The Hindu Business Line
Commodity participants’ body to create investor database to rein in defaulters
The Commodity Participants’ Association of India plans to create a registry of individual clients trading on the exchange platform to prevent defaulting members of one exchange moving to another.
It has been observed that some clients who were banned in the recent castor-seed crisis in NCDEX had moved to other exchanges in the absence of a common platform to assess the trading credentials of clients.
Since there is hardly any differentiation in the commodity contract specifications of the five commodity exchanges, especially that of agriculture commodities, a shift in business from one exchange to another impacts the exchange rather than the clients.
The association, which has a record of members trading on the exchange platform, will now create an electronic database of individual clients of trading members, a source said.
Of late, he said, some clients who were banned from trading in one exchange for payment defaults, have been moving to another exchange to continue trading without any restrictions.
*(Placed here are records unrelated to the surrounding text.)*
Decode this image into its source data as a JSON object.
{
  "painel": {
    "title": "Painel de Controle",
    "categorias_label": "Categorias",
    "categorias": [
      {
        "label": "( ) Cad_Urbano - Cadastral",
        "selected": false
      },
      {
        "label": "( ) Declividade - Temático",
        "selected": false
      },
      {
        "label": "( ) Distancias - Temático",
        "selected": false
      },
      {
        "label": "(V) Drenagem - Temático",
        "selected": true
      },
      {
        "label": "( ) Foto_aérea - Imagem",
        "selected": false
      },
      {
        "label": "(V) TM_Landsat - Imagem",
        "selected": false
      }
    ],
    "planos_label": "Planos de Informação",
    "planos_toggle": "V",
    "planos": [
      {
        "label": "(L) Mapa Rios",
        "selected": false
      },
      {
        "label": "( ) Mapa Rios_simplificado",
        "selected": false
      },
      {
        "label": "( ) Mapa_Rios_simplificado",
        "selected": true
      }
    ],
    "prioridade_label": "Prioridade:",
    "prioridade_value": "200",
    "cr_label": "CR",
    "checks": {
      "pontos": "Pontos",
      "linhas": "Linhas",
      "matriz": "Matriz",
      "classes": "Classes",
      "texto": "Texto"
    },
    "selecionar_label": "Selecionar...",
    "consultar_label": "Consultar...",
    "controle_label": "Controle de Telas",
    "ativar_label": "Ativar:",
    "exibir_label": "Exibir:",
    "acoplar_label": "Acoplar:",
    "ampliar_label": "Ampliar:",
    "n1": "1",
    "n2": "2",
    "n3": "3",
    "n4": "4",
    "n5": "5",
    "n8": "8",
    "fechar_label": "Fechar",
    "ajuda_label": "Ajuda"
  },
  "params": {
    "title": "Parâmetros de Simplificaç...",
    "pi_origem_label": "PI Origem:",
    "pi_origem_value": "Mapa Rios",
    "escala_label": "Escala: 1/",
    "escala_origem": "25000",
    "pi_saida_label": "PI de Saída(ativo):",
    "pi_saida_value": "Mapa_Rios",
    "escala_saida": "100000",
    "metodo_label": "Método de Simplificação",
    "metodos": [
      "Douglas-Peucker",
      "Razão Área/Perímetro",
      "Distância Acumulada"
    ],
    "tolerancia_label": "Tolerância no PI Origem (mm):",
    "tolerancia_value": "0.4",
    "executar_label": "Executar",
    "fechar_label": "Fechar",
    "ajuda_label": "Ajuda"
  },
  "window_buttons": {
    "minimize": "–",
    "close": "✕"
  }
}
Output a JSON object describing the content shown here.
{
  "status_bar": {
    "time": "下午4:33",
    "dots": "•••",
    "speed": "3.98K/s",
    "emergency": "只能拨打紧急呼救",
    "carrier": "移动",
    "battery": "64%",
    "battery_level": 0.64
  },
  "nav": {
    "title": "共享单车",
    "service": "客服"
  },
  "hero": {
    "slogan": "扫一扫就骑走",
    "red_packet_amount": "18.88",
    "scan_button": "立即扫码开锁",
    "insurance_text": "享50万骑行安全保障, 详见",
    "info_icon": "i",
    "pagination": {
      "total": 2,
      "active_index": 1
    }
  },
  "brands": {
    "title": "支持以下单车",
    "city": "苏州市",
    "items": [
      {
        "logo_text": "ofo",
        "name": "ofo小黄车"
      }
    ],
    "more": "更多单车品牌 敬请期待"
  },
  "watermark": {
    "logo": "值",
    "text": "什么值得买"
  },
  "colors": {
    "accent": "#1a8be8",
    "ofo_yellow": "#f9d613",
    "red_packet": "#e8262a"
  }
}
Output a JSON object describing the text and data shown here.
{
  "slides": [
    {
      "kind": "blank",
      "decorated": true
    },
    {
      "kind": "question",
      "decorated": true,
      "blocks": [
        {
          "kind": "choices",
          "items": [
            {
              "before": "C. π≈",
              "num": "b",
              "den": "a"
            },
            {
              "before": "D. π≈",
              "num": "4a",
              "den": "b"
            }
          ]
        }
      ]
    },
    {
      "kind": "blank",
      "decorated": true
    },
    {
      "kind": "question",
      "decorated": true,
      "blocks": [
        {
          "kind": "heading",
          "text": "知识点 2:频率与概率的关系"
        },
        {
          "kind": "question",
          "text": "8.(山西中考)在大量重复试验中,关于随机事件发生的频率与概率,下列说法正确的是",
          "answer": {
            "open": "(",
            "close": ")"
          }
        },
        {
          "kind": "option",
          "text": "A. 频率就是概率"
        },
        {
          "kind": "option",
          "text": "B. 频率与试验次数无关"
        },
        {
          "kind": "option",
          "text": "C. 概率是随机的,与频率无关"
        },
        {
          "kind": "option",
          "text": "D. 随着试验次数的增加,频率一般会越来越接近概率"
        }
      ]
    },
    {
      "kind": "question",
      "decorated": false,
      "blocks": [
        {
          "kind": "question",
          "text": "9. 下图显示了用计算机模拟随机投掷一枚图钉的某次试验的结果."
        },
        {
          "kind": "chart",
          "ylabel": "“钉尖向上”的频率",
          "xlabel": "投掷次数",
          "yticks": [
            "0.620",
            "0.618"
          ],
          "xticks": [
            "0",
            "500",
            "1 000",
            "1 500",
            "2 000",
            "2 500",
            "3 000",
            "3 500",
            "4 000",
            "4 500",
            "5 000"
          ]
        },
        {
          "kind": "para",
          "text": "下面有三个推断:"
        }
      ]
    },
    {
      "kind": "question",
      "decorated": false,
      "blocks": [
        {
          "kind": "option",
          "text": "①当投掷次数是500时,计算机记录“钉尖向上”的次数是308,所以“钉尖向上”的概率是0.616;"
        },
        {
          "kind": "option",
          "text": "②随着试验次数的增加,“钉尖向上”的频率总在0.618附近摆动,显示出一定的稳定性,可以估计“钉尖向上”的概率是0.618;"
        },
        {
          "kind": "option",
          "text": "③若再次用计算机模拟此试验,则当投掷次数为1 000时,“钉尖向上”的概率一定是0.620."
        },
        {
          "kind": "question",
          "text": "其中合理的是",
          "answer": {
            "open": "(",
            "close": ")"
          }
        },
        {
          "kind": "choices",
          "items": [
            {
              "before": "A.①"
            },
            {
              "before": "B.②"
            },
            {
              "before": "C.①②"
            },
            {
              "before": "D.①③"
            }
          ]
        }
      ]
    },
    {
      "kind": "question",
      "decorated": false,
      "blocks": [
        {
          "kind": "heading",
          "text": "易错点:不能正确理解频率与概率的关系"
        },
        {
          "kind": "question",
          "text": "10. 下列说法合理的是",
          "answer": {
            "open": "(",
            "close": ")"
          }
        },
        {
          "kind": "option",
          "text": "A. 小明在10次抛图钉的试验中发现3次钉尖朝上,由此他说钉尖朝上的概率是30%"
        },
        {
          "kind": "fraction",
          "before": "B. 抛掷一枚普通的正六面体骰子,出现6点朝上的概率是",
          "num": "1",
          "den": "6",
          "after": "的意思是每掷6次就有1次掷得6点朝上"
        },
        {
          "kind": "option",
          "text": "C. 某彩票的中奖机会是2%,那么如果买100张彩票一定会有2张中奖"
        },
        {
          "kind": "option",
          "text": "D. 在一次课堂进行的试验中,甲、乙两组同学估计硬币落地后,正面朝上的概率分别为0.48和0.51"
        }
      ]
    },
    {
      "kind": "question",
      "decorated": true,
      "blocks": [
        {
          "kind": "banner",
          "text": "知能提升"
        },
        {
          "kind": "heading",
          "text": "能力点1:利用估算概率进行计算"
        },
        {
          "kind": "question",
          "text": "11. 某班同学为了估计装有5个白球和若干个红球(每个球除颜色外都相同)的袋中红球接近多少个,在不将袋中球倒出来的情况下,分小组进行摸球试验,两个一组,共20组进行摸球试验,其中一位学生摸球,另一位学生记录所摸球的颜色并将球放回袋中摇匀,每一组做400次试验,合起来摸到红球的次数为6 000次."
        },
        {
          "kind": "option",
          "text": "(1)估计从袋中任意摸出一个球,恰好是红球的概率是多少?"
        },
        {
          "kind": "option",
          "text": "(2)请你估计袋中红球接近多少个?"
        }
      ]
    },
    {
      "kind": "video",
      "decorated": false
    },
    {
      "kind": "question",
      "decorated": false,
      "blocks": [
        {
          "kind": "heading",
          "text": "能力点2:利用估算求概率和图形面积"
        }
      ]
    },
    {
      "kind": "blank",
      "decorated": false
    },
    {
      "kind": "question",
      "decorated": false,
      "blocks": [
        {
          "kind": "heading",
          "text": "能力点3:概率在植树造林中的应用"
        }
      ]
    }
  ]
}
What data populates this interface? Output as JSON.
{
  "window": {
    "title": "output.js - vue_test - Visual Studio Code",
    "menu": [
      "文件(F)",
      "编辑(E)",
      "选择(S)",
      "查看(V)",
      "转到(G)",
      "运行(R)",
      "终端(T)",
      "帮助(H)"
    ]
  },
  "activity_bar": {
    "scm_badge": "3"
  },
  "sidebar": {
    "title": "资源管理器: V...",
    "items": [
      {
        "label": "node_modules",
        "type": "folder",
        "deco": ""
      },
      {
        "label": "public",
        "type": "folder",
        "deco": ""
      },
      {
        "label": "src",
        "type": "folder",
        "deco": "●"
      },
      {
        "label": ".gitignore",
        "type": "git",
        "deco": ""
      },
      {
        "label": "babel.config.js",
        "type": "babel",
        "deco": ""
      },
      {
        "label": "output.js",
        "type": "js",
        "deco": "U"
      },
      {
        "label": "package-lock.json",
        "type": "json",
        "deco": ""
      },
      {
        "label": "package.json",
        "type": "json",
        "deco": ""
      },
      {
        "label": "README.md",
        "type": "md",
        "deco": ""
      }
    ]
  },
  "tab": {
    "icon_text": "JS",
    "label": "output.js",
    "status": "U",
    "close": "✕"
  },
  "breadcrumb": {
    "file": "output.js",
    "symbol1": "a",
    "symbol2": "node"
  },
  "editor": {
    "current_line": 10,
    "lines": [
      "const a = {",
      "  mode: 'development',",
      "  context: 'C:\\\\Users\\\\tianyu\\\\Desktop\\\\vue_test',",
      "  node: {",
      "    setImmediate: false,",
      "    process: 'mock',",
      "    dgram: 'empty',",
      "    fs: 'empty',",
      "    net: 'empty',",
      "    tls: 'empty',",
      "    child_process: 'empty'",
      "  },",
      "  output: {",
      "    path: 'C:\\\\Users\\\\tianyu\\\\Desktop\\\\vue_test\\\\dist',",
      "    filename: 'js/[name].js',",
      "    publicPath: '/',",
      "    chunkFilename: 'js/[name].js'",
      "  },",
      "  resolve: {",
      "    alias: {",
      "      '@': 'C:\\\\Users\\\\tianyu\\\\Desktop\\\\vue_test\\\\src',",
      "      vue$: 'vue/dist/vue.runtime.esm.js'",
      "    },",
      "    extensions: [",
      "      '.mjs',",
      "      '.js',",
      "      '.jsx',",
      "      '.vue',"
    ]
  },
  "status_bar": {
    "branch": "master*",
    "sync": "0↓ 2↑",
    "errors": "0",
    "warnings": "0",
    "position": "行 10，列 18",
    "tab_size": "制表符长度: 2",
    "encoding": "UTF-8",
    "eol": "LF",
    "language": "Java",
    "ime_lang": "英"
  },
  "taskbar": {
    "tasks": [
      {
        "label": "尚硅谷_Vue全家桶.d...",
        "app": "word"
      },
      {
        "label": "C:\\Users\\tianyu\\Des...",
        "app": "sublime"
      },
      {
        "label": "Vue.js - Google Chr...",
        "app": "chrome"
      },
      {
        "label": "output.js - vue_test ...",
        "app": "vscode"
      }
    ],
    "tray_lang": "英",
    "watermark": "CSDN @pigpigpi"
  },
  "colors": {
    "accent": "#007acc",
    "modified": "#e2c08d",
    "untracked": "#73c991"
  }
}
The online database would help exchanges access the trading track record of clients based on their PAN numbers, and ensure that they do not go exchange shopping.
The proposal will be taken up at SEBI’s Commodity Risk Management Committee meeting next month, for legal validity of the database. Once approved, the proposal will be placed before SEBI’s board for final approval.
After it becomes a regulation, exchanges will have to mandatorily run through the database to check the credentials of clients, before allowing them to trade, he said.
Sources said the proposal was part of a SEBI move to align regulations with that of the International Organisation of Securities Commissions and ensure market integrity. Last month, SEBI refused to ban trading in castor-seed contract on NCDEX despite a payment default by some of the trading members.
The crisis-ridden NCDEX had to square off castor-seed contracts worth ₹735 crore of the defaulting clients, using the contract tear-up option for the first time ever. It also auctioned 370 tonnes of buy positions to avoid a potential default during the October contract settlement.